» **YOUR OBJECTIVE**
Copy, from the entries below, each line in which the string "more" appears.
>>>
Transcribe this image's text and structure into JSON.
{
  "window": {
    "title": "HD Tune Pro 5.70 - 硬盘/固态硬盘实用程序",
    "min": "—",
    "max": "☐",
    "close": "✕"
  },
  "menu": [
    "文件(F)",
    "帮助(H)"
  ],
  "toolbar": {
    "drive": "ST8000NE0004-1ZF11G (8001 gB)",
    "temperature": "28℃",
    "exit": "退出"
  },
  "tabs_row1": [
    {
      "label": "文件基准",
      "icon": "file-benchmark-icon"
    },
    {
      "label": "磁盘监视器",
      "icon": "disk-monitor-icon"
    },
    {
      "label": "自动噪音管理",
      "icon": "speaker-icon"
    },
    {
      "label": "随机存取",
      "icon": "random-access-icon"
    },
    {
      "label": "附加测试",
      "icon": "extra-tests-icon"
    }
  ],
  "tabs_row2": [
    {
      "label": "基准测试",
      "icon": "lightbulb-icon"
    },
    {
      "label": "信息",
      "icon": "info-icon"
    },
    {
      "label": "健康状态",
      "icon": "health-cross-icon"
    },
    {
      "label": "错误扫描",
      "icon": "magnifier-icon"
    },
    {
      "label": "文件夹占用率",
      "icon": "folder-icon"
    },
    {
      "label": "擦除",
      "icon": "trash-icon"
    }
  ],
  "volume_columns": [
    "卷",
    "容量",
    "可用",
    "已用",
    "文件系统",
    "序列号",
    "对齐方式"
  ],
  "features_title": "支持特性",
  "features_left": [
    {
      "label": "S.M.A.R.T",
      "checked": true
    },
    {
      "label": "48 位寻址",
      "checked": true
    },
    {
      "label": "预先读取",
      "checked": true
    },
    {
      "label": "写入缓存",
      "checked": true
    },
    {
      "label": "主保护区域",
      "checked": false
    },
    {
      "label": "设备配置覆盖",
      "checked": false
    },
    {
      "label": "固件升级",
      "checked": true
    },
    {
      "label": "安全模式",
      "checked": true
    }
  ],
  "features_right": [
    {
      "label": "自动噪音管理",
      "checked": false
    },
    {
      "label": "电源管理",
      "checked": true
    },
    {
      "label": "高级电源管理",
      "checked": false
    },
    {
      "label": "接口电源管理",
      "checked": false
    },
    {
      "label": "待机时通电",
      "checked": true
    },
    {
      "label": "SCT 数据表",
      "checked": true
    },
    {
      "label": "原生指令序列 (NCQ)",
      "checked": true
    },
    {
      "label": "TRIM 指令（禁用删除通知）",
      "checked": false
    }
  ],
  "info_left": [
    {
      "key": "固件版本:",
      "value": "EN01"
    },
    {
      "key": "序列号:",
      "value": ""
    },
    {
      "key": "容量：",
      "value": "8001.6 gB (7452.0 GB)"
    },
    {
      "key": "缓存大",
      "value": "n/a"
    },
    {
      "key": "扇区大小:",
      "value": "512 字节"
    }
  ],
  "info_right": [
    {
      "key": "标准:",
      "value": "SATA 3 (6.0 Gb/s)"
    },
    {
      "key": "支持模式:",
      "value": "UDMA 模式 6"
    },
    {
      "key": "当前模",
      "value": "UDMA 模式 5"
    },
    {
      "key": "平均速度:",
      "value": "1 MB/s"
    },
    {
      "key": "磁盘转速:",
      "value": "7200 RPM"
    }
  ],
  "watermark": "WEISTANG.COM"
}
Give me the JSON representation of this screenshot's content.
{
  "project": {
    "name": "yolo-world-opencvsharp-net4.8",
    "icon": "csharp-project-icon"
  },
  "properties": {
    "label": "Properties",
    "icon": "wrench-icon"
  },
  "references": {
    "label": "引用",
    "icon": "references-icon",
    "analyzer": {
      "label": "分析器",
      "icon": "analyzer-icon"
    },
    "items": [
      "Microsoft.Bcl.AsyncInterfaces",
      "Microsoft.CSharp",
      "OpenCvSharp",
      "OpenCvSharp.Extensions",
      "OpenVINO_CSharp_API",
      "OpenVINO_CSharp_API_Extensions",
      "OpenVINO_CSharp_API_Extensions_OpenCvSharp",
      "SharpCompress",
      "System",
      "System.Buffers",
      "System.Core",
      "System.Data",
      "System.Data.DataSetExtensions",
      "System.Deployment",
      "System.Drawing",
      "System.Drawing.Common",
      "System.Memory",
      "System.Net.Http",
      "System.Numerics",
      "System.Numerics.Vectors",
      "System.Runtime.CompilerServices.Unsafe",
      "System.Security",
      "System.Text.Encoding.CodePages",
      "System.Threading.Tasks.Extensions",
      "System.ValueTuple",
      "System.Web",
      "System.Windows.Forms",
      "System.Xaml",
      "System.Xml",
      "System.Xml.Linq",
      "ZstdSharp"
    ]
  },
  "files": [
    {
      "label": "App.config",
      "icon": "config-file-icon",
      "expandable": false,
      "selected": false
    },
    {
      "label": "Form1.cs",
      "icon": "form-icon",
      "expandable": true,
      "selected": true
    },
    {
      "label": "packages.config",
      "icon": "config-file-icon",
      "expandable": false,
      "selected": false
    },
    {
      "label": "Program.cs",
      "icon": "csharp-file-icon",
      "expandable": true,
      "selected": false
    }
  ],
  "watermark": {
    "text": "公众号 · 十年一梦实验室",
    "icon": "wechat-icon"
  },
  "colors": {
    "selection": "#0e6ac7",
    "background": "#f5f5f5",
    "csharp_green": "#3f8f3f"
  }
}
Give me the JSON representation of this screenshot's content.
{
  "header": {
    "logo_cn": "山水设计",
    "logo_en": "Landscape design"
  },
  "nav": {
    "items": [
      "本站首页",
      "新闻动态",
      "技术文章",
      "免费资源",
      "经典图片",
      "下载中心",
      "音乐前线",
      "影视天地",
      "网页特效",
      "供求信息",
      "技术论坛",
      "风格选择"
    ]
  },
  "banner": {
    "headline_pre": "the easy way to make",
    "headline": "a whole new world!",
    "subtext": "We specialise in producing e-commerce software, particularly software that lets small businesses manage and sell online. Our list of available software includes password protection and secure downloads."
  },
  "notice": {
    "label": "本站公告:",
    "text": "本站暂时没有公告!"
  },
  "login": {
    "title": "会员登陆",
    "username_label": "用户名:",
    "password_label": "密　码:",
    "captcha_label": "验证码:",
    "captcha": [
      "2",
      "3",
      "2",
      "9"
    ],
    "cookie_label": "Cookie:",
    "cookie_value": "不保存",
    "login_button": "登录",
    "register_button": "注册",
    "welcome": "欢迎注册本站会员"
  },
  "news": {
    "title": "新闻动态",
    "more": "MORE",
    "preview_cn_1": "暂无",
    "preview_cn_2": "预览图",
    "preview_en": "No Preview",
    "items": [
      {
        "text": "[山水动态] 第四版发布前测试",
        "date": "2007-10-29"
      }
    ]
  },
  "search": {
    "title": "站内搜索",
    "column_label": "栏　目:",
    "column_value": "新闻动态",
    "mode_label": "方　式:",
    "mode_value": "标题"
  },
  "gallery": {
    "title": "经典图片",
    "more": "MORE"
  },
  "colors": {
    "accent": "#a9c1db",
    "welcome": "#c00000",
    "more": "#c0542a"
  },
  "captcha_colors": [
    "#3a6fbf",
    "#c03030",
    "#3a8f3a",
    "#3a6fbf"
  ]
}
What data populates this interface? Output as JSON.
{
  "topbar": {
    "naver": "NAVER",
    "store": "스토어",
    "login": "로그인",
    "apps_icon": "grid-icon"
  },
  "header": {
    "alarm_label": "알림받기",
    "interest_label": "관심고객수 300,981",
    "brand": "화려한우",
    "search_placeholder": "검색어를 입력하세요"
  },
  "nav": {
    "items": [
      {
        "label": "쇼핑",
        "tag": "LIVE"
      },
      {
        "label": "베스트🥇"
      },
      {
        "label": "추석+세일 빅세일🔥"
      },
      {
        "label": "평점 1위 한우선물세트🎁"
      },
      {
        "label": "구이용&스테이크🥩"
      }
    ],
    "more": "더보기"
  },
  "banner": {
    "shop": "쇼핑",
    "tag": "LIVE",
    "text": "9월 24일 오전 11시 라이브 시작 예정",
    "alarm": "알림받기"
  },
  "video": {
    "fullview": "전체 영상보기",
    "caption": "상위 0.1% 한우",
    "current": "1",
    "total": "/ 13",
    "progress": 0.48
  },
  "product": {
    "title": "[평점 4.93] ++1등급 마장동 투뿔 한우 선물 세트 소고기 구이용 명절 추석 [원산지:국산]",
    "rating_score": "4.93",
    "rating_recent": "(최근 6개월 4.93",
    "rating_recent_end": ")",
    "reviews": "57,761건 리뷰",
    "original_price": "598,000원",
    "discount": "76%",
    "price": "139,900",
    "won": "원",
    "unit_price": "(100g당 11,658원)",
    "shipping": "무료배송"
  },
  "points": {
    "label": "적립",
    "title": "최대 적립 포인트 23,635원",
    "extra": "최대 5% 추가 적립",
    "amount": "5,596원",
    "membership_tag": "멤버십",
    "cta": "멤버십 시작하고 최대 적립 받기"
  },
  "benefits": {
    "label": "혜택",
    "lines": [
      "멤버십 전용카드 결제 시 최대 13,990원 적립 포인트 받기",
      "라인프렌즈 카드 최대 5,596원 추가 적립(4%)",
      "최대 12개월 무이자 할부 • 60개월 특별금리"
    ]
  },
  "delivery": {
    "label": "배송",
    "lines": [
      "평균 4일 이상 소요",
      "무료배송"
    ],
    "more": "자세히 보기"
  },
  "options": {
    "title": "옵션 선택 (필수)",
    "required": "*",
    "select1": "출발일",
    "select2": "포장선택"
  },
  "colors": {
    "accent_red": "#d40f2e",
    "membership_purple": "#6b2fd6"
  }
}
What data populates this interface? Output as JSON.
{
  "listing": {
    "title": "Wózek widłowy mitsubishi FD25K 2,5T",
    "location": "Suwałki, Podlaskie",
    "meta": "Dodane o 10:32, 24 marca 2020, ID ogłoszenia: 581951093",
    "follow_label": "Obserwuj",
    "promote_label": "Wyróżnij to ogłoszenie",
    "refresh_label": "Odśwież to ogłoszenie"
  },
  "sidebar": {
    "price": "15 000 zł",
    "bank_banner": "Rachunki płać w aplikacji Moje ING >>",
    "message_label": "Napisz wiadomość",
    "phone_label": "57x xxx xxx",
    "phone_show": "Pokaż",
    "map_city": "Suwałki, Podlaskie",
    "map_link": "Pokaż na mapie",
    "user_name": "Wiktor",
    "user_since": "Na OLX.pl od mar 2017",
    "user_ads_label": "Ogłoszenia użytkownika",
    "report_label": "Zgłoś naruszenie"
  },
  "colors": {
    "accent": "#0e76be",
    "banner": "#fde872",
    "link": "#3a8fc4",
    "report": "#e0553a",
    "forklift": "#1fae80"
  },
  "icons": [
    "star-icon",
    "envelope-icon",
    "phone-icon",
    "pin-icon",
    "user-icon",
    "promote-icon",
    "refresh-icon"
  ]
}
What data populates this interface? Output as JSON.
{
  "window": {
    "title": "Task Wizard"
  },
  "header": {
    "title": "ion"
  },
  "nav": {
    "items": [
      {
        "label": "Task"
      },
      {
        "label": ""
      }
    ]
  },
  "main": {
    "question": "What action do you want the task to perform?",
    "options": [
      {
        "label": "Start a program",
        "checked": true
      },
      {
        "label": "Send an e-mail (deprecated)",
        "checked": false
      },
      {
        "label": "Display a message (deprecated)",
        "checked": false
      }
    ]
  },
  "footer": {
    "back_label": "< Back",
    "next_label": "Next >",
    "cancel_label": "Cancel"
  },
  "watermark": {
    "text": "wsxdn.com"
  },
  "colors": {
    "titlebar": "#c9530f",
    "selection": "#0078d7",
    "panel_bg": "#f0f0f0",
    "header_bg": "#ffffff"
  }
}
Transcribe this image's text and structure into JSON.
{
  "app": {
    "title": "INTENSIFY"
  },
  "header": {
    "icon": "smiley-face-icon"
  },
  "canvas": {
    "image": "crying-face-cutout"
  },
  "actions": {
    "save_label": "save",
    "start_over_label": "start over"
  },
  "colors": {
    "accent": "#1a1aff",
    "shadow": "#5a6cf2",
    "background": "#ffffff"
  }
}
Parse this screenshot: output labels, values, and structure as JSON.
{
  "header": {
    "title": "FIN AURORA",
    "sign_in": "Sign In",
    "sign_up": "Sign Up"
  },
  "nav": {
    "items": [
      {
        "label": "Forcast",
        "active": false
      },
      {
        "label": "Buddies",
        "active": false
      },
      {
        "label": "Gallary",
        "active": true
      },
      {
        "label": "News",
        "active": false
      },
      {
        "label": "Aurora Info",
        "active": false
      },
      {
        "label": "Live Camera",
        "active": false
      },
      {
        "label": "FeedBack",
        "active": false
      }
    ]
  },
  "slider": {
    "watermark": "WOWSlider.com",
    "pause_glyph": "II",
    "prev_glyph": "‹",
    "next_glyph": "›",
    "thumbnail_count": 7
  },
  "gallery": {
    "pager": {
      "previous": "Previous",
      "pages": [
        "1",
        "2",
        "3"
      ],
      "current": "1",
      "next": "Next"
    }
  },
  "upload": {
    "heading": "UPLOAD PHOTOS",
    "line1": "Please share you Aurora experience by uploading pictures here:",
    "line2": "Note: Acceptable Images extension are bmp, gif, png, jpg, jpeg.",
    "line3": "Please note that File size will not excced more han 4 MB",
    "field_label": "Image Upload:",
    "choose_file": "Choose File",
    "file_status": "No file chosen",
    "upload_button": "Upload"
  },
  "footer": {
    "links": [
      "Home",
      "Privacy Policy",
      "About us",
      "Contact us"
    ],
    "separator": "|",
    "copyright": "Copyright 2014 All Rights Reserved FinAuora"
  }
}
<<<
» **EXERCISE RESPONSE**
    "more": "MORE",
    "more": "MORE"
    "more": "#c0542a"
    "more": "더보기"
    "more": "자세히 보기"
    "line3": "Please note that File size will not excced more han 4 MB",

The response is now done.